DIRECTIONS FOR THIS TASK – Using the entries below, copy out all lines where "align" is found.

DATA SHOWN –
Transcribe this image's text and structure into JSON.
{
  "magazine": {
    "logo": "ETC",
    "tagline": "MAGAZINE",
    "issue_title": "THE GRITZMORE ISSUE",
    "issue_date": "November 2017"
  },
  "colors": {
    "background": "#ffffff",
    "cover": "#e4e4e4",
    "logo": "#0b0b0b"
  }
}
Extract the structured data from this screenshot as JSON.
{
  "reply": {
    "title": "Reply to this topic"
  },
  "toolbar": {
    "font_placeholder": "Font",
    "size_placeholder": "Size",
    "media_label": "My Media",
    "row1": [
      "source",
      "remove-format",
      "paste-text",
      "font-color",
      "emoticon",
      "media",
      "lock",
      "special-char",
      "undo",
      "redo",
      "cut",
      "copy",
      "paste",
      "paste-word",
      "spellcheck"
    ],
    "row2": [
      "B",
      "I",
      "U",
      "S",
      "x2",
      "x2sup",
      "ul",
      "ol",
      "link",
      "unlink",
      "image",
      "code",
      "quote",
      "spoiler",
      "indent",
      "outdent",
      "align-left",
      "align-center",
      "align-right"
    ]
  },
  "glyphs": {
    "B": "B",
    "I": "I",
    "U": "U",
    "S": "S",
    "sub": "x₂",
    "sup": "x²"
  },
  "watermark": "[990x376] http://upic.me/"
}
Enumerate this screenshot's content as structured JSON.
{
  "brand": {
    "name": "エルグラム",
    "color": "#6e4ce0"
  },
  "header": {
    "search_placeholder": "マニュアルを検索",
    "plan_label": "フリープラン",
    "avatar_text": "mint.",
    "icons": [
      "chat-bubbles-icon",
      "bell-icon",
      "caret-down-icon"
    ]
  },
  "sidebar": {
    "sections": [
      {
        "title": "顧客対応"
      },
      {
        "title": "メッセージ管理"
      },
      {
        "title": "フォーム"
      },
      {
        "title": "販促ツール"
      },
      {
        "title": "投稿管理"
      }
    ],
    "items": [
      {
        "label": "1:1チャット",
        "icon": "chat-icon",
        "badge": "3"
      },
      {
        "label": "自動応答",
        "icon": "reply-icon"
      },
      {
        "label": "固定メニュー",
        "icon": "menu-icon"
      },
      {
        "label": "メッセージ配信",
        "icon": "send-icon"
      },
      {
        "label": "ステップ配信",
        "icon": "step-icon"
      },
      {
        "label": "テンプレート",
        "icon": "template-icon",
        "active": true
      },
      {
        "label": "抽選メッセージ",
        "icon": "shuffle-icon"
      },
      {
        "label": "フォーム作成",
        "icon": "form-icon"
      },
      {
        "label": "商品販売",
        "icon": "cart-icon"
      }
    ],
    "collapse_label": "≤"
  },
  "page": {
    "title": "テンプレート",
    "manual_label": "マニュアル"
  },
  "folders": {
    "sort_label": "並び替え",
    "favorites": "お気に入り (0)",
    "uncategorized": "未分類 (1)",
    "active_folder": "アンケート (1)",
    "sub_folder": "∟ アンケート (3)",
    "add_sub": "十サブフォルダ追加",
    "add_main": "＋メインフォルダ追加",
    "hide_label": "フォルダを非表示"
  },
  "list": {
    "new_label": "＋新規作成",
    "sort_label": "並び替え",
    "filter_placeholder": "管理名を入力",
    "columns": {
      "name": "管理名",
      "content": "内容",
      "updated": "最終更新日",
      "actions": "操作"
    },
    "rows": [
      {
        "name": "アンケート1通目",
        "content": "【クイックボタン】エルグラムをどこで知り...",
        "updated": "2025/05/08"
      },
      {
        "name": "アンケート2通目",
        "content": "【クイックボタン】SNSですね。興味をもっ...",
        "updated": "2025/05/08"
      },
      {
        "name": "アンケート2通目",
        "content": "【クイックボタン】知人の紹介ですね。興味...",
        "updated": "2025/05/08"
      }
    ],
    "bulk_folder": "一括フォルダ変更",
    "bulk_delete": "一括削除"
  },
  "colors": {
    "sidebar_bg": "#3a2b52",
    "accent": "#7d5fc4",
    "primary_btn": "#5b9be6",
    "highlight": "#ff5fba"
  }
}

OUTPUT –
      "align-left",
      "align-center",
      "align-right"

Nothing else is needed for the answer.